Only lines with the string "duration" are wanted. Pull them out of the data.
......
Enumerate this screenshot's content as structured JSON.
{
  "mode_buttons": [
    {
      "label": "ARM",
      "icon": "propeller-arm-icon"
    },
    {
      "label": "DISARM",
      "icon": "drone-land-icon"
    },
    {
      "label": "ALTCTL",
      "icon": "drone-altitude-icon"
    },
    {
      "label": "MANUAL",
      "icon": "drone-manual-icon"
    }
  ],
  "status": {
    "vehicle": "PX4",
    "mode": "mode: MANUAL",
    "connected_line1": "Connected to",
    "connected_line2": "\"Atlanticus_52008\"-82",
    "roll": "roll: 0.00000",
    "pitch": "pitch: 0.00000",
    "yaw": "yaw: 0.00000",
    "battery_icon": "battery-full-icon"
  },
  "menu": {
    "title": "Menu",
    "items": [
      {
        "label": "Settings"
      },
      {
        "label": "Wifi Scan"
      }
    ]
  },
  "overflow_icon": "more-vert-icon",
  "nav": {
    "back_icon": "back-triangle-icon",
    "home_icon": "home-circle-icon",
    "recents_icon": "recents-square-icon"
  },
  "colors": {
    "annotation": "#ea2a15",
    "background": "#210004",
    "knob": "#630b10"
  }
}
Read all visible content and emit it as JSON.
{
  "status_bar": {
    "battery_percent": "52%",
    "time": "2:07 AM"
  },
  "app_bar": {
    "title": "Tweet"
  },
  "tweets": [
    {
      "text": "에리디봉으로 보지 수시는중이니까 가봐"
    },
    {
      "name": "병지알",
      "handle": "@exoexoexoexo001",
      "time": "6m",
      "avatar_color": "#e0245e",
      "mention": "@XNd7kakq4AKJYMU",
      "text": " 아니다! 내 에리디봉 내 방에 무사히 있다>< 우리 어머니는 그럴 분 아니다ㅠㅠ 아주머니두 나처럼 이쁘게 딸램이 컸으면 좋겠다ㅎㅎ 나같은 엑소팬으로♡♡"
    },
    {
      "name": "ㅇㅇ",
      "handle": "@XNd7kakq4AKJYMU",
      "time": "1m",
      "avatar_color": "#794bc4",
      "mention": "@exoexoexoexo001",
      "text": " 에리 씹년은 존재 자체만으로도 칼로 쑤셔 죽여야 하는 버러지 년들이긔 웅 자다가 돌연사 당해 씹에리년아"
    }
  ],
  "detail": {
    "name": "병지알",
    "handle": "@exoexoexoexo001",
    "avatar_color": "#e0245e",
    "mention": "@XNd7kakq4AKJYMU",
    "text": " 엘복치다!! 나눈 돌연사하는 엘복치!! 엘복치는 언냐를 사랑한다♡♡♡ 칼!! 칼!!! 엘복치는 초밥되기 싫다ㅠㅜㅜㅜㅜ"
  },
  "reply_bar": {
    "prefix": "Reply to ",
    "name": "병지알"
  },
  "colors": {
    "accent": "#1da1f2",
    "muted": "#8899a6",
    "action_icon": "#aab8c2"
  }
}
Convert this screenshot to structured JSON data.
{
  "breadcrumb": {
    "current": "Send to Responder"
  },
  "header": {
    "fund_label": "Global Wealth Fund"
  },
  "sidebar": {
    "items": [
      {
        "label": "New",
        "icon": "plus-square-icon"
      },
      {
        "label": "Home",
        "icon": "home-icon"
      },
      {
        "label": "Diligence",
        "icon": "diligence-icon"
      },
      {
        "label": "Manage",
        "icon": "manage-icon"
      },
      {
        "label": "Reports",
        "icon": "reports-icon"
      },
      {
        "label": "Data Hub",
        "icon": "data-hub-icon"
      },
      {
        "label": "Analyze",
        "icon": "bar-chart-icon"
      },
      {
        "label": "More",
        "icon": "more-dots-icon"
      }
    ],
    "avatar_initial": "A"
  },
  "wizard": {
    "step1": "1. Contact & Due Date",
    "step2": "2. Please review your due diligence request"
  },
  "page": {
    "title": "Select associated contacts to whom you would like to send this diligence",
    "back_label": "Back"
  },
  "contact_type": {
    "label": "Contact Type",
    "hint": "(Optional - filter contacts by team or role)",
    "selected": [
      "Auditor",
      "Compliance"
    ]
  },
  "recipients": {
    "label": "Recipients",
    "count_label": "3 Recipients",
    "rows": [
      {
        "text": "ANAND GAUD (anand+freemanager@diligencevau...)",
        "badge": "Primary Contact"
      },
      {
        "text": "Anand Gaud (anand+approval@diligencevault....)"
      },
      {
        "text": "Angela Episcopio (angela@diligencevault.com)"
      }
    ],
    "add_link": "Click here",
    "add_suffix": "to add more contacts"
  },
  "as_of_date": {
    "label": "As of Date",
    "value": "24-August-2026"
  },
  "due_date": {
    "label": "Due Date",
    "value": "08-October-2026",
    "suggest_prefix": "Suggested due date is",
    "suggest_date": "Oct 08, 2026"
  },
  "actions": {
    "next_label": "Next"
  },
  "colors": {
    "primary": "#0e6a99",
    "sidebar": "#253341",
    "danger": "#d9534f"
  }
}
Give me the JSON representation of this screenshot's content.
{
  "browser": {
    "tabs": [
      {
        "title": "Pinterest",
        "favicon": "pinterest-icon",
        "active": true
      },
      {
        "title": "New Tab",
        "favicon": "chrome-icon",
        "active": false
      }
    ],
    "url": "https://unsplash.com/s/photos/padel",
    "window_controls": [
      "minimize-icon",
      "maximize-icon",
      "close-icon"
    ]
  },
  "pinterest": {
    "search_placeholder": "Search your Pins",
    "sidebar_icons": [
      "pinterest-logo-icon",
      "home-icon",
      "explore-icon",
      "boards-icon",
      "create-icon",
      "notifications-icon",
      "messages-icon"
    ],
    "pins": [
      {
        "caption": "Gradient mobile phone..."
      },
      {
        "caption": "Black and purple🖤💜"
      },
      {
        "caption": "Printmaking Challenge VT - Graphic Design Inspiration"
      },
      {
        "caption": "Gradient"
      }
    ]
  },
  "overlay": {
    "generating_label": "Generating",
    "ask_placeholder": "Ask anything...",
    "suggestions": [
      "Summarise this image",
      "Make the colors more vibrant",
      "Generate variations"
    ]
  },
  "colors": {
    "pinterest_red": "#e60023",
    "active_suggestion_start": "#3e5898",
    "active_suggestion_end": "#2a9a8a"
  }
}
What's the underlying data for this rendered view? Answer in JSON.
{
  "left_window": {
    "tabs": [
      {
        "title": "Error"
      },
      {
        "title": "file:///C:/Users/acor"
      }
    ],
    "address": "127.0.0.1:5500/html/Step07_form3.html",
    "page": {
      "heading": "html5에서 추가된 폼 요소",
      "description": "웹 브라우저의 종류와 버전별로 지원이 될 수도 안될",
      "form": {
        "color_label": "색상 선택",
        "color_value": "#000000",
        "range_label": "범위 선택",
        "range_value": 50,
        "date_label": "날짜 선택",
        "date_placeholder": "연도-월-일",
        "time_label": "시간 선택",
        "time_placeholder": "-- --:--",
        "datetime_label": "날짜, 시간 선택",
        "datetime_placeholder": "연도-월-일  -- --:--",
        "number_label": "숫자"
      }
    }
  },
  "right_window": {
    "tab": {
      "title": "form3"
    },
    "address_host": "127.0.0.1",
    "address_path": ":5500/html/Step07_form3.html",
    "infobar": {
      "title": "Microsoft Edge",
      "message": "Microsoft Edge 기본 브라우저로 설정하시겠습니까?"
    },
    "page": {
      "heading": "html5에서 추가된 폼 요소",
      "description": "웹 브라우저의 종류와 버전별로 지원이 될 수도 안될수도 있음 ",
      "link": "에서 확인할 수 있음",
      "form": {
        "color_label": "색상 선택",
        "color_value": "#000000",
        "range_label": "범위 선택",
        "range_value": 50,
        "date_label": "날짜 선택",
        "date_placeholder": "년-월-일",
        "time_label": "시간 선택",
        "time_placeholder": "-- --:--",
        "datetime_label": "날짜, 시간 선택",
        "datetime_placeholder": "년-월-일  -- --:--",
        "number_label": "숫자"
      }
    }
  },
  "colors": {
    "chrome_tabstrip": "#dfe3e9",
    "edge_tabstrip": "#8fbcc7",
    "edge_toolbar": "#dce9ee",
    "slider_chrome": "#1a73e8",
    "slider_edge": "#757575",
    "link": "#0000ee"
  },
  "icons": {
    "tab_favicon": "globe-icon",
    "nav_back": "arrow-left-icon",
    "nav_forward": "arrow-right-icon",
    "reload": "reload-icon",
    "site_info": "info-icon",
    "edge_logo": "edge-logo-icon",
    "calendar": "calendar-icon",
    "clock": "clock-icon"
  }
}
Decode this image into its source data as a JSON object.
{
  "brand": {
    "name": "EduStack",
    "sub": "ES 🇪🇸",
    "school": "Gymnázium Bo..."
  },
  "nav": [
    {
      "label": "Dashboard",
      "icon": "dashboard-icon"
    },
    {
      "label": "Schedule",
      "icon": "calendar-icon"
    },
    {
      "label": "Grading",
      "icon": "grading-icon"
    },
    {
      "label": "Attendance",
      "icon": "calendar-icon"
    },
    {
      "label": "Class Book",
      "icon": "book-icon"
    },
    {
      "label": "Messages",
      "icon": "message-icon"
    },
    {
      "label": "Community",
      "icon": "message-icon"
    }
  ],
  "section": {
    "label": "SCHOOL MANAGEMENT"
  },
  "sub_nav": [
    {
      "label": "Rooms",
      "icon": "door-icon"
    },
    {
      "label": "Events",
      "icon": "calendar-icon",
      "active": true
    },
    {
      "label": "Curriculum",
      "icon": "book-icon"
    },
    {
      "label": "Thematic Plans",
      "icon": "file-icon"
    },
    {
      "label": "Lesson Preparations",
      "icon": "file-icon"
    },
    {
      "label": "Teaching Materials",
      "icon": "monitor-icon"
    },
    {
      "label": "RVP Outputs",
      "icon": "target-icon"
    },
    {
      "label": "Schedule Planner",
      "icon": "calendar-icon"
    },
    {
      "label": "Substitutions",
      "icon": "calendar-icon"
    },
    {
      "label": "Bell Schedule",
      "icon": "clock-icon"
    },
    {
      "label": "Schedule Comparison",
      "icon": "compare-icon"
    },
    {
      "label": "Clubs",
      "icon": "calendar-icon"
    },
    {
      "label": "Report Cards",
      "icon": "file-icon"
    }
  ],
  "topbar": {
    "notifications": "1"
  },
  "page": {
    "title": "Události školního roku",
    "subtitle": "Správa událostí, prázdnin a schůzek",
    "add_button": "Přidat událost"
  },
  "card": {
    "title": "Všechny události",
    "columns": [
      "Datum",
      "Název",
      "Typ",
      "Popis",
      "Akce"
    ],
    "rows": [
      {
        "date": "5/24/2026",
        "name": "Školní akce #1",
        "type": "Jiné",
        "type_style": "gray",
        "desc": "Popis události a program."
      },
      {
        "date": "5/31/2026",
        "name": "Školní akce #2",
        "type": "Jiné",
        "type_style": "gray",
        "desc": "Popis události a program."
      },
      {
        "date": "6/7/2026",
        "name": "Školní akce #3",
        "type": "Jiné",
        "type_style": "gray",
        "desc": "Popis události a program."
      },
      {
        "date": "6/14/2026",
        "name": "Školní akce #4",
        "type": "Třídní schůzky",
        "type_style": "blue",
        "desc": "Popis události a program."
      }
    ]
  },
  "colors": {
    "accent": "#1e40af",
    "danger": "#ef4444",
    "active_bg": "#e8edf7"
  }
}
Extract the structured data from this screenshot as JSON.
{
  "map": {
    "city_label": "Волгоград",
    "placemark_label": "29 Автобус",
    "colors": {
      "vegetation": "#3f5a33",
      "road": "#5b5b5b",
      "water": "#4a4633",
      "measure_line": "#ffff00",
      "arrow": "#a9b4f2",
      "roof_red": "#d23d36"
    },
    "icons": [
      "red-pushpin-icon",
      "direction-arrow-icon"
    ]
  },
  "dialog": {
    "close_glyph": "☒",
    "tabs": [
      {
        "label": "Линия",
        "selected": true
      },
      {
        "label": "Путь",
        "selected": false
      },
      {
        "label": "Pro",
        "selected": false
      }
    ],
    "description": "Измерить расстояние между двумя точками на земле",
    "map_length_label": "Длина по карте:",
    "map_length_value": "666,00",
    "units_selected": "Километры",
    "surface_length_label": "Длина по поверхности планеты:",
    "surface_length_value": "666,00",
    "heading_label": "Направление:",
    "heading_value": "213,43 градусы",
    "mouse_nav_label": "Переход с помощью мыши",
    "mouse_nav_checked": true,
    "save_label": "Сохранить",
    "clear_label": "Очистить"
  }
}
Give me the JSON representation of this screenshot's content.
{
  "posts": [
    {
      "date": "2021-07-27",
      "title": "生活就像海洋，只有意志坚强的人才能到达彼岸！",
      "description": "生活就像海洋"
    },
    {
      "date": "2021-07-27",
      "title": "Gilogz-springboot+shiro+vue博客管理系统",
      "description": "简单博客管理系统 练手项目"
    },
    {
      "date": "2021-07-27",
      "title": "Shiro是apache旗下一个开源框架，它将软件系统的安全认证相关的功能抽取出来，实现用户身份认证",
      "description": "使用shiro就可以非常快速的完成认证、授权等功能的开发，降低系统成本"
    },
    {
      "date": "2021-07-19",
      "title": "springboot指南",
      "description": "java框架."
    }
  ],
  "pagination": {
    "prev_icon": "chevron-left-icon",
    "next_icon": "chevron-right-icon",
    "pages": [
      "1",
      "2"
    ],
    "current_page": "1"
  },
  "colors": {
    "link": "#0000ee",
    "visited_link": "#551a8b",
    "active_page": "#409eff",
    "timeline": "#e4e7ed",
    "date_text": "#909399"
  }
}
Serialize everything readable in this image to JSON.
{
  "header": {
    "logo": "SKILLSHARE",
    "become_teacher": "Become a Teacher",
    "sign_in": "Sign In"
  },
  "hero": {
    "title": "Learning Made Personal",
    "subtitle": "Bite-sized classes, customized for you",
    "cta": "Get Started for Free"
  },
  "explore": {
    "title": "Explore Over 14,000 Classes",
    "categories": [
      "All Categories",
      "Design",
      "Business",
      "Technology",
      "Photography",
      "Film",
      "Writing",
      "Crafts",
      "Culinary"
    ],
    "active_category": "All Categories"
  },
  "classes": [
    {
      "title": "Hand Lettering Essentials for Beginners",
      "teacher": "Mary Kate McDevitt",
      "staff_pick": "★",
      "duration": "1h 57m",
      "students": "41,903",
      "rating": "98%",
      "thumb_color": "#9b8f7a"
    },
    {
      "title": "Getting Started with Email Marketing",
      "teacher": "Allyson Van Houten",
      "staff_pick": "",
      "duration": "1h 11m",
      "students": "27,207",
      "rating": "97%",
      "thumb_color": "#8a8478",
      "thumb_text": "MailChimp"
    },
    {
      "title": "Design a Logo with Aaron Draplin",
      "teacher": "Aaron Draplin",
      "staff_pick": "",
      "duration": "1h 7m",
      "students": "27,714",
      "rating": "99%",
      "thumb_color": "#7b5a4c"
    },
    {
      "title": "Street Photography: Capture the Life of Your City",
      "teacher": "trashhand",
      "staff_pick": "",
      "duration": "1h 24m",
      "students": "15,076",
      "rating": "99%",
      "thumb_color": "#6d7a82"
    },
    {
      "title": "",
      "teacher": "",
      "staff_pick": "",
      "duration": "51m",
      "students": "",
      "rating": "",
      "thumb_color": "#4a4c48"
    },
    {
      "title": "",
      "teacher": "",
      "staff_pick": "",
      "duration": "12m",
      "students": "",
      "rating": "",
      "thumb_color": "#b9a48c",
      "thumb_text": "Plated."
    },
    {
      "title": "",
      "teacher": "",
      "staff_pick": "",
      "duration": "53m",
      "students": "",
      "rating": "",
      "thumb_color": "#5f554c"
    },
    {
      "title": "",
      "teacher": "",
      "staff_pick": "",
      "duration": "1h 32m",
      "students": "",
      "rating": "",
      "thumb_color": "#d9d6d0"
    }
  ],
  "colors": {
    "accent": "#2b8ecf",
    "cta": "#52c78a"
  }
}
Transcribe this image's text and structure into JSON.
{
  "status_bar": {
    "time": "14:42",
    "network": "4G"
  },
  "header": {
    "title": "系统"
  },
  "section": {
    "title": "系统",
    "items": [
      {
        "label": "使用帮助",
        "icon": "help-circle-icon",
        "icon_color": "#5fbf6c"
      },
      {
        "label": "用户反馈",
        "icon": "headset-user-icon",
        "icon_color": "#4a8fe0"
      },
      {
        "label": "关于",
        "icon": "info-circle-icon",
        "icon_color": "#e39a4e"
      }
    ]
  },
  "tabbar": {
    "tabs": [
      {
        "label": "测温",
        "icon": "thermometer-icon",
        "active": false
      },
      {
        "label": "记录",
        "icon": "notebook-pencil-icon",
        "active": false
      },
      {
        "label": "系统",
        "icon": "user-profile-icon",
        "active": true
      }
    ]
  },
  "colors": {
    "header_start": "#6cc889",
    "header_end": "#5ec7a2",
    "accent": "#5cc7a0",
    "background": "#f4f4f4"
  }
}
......
■ **WRITTEN RESPONSE**:
      "duration": "1h 57m",
      "duration": "1h 11m",
      "duration": "1h 7m",
      "duration": "1h 24m",
      "duration": "51m",
      "duration": "12m",
      "duration": "53m",
      "duration": "1h 32m",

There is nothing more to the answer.